WORK ORDER: A single figure is wanted: the count of lines below containing the string "viele".

EXTRACTED ENTRIES:
——

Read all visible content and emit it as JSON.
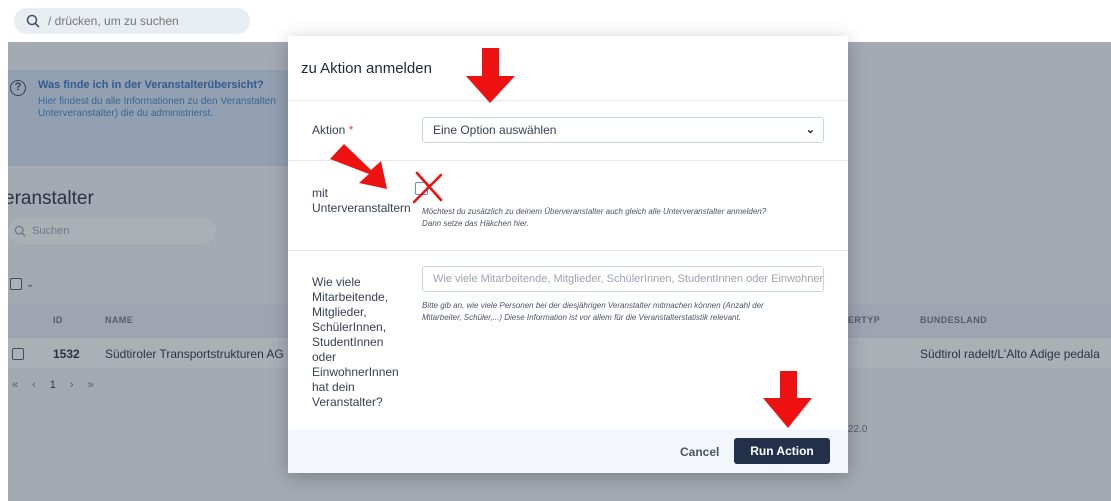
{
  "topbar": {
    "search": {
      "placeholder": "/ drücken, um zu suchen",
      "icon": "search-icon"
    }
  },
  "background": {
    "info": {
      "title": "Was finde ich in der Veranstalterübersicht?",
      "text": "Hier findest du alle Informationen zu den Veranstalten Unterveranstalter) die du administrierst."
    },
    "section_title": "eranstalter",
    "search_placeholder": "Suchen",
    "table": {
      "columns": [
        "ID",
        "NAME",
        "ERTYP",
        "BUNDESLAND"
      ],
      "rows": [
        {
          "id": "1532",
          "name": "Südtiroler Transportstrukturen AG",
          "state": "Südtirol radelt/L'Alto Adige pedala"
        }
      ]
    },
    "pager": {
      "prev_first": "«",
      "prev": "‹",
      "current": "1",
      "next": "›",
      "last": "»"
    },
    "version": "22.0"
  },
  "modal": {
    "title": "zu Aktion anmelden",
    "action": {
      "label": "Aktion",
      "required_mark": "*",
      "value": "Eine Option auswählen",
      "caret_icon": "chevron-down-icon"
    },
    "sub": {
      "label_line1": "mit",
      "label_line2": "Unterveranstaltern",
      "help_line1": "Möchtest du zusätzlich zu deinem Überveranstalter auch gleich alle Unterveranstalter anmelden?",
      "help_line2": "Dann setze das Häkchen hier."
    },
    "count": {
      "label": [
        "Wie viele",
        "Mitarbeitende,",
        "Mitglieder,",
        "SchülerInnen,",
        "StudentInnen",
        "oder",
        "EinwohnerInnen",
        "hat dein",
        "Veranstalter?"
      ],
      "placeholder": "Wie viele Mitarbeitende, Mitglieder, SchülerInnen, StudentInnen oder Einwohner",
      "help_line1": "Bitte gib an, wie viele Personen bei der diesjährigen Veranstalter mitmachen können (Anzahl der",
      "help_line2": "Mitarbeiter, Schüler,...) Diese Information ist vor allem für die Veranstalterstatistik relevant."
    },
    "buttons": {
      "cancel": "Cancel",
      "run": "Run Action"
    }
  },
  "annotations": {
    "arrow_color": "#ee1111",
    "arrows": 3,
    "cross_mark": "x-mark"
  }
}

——

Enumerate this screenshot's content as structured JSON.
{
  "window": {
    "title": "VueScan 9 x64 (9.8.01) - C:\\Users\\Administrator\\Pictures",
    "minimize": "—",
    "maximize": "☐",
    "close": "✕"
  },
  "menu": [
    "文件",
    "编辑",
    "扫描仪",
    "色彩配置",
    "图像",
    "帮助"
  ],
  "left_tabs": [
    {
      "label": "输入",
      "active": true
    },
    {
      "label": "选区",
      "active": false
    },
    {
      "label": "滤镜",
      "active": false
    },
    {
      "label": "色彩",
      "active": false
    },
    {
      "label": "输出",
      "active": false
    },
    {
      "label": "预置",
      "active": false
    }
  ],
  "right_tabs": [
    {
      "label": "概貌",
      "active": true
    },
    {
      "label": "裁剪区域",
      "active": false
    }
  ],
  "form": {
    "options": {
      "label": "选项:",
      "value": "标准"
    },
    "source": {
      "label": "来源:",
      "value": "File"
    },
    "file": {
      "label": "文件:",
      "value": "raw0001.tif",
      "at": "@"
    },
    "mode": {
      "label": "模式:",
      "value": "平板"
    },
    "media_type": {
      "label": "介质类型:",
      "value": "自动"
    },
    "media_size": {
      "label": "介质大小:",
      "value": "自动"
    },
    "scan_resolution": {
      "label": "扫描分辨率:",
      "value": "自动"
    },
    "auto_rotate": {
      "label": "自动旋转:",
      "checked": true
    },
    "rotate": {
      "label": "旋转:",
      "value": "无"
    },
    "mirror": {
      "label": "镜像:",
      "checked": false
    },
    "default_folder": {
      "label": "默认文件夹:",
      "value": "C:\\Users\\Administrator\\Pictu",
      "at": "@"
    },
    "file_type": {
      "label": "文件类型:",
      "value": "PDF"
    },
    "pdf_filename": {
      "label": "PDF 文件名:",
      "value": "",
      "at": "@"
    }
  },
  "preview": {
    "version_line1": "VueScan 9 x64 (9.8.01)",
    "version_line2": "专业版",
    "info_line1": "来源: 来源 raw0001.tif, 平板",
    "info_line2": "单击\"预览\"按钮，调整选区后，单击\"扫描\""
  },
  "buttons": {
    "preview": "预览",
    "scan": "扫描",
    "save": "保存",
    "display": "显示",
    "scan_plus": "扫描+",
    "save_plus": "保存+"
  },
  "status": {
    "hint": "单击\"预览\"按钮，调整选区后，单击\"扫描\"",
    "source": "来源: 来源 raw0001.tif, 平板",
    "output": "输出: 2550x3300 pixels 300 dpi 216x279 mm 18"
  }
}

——

EXPECTED ANSWER: 3